Working with the CEO, I researched and outlined this 30-minute keynote speech, developed and wrote the drafts and tracked revisions until final delivery at the 40th Anniversary of the University of Southern California’s Information Sciences Institute.
At an international conference in Washington DC in October 1972, researchers proved that networking between once incompatible computers was possible via ARPANET, one of the world’s first packet switching networks.
It was only the beginning of a network population boom that stretched beyond the United States and into France, Norway, Sweden, the United Kingdom, and other countries.
So it was that ISI was created just as the computer networking focus shifted to solving the problem of how to make these different computer networks talk to one another.
Bob Kahn of DARPA worked with Vint Cerf of Stanford University to figure out how to unify these packet switching networks that used telephone lines, radio, satellite or cable to connect with one another.

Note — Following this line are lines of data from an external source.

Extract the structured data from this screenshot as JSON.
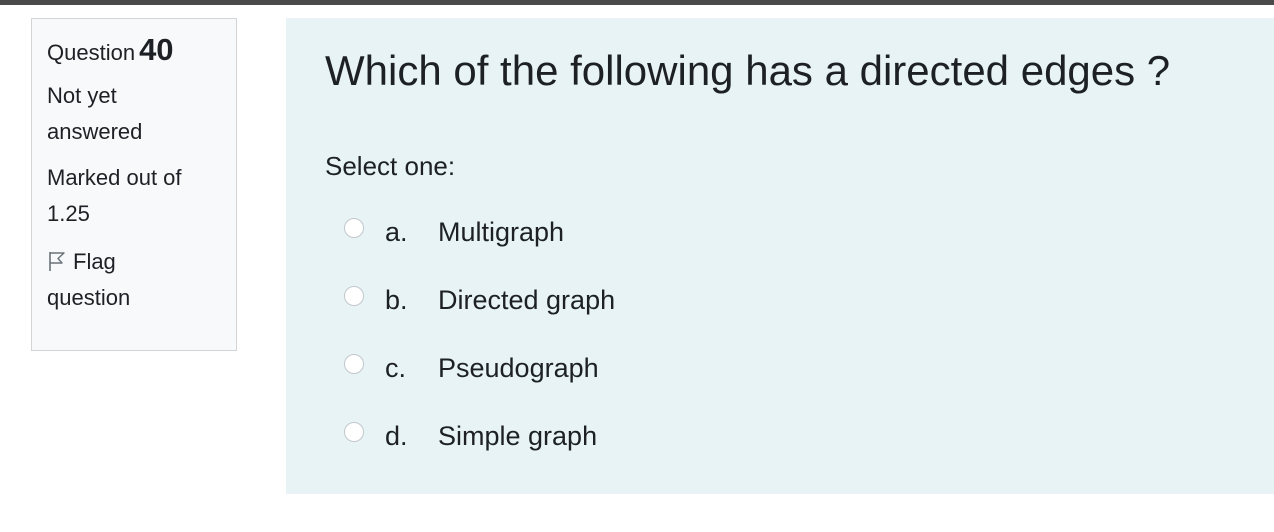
{
  "info": {
    "question_word": "Question",
    "question_number": "40",
    "status_line1": "Not yet",
    "status_line2": "answered",
    "marked_line1": "Marked out of",
    "marked_line2": "1.25",
    "flag_line1": "Flag",
    "flag_line2": "question",
    "flag_icon": "flag-outline-icon"
  },
  "question": {
    "text": "Which of the following has a directed edges ?",
    "prompt": "Select one:",
    "options": [
      {
        "letter": "a.",
        "label": "Multigraph"
      },
      {
        "letter": "b.",
        "label": "Directed graph"
      },
      {
        "letter": "c.",
        "label": "Pseudograph"
      },
      {
        "letter": "d.",
        "label": "Simple graph"
      }
    ]
  },
  "colors": {
    "content_background": "#e7f3f5",
    "info_background": "#f8f9fa",
    "text": "#1d2125"
  }
}
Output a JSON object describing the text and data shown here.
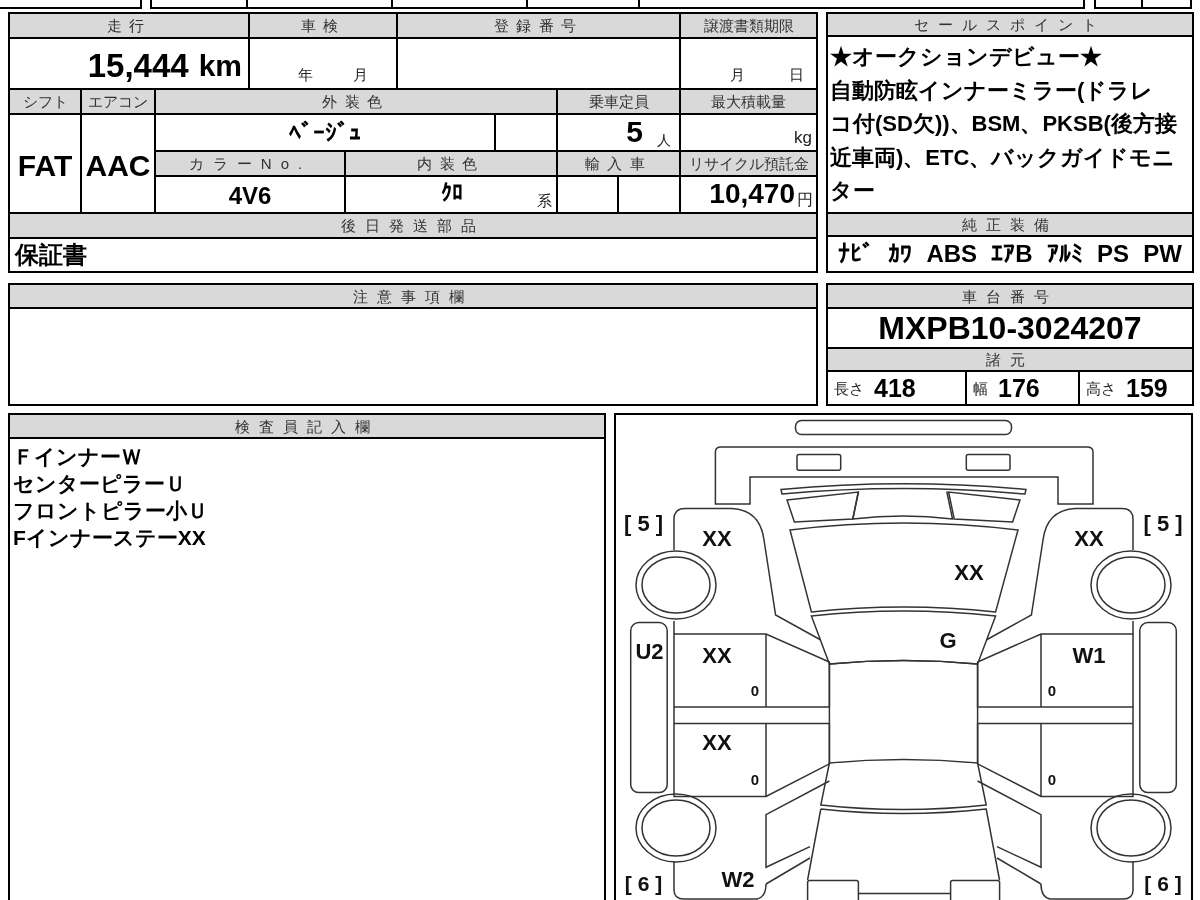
{
  "vehicle_info": {
    "mileage": {
      "label": "走行",
      "value": "15,444",
      "unit": "km"
    },
    "inspection": {
      "label": "車検",
      "year_unit": "年",
      "month_unit": "月"
    },
    "registration_number": {
      "label": "登録番号"
    },
    "transfer_documents_deadline": {
      "label": "譲渡書類期限",
      "month_unit": "月",
      "day_unit": "日"
    },
    "shift": {
      "label": "シフト",
      "value": "FAT"
    },
    "air_conditioner": {
      "label": "エアコン",
      "value": "AAC"
    },
    "exterior_color": {
      "label": "外装色",
      "value": "ﾍﾞｰｼﾞｭ"
    },
    "seating_capacity": {
      "label": "乗車定員",
      "value": "5",
      "unit": "人"
    },
    "max_load": {
      "label": "最大積載量",
      "unit": "kg"
    },
    "color_number": {
      "label": "カラーNo.",
      "value": "4V6"
    },
    "interior_color": {
      "label": "内装色",
      "value": "ｸﾛ",
      "suffix": "系"
    },
    "imported_car": {
      "label": "輸入車"
    },
    "recycling_deposit": {
      "label": "リサイクル預託金",
      "value": "10,470",
      "unit": "円"
    },
    "later_shipped_parts": {
      "label": "後日発送部品",
      "value": "保証書"
    }
  },
  "sales_points": {
    "label": "セールスポイント",
    "lines": [
      "★オークションデビュー★",
      "自動防眩インナーミラー(ドラレ",
      "コ付(SD欠))、BSM、PKSB(後方接",
      "近車両)、ETC、バックガイドモニ",
      "ター"
    ]
  },
  "standard_equipment": {
    "label": "純正装備",
    "items": [
      "ﾅﾋﾞ",
      "ｶﾜ",
      "ABS",
      "ｴｱB",
      "ｱﾙﾐ",
      "PS",
      "PW"
    ]
  },
  "notes": {
    "label": "注意事項欄"
  },
  "chassis_number": {
    "label": "車台番号",
    "value": "MXPB10-3024207"
  },
  "specifications": {
    "label": "諸元",
    "items": [
      {
        "label": "長さ",
        "value": "418"
      },
      {
        "label": "幅",
        "value": "176"
      },
      {
        "label": "高さ",
        "value": "159"
      }
    ]
  },
  "inspector_notes": {
    "label": "検査員記入欄",
    "lines": [
      "ＦインナーＷ",
      "センターピラーＵ",
      "フロントピラー小Ｕ",
      "FインナーステーXX"
    ]
  },
  "damage_diagram": {
    "marks": [
      {
        "kind": "front_left_tire",
        "text": "[ 5 ]"
      },
      {
        "kind": "front_left_fender",
        "text": "XX"
      },
      {
        "kind": "front_right_fender",
        "text": "XX"
      },
      {
        "kind": "front_right_tire",
        "text": "[ 5 ]"
      },
      {
        "kind": "hood",
        "text": "XX"
      },
      {
        "kind": "windshield",
        "text": "G"
      },
      {
        "kind": "left_sill",
        "text": "U2"
      },
      {
        "kind": "left_front_door",
        "text": "XX"
      },
      {
        "kind": "right_front_door",
        "text": "W1"
      },
      {
        "kind": "left_front_door_mark",
        "text": "0"
      },
      {
        "kind": "right_front_door_mark",
        "text": "0"
      },
      {
        "kind": "left_rear_door",
        "text": "XX"
      },
      {
        "kind": "left_rear_door_mark",
        "text": "0"
      },
      {
        "kind": "right_rear_door_mark",
        "text": "0"
      },
      {
        "kind": "rear_left_tire",
        "text": "[ 6 ]"
      },
      {
        "kind": "rear_left_quarter",
        "text": "W2"
      },
      {
        "kind": "rear_right_tire",
        "text": "[ 6 ]"
      }
    ]
  }
}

They even recruited a couple of Vint’s high school buddies – Steve Crocker and Jon Postel.
They worked out a solution, and Kahn and Cerf first presenting their ideas and later publishing them via the Institute of Electrical and Electronics Engineers (IEEE). They called it “internetworking.”
Today, we call the resulting global information system the Internet.

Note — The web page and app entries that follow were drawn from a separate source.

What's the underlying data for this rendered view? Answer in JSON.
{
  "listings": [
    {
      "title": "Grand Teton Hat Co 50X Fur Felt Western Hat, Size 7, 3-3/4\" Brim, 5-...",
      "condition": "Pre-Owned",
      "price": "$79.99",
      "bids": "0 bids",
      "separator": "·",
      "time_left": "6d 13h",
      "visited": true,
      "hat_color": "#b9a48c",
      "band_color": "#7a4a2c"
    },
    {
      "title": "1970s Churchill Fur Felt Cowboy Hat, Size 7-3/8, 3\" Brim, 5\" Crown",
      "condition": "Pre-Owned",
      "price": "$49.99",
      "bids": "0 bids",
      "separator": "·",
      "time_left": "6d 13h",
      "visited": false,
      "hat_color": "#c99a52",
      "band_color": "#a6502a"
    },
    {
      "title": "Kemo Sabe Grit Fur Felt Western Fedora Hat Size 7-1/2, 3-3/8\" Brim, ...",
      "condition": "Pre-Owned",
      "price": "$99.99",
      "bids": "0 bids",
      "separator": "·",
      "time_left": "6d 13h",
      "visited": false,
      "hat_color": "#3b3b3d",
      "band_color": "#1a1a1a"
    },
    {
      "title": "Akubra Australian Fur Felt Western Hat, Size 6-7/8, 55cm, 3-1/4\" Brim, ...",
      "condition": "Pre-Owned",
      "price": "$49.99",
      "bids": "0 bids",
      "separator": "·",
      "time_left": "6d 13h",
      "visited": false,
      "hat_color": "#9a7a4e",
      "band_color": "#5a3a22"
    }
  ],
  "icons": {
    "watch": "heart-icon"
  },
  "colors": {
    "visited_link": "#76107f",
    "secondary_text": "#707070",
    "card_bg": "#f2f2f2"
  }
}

Full text can be found here: http://lynnlipinski.me/wp-content/uploads/beckstrom-speech-usc-isi-26apr12-en.pdf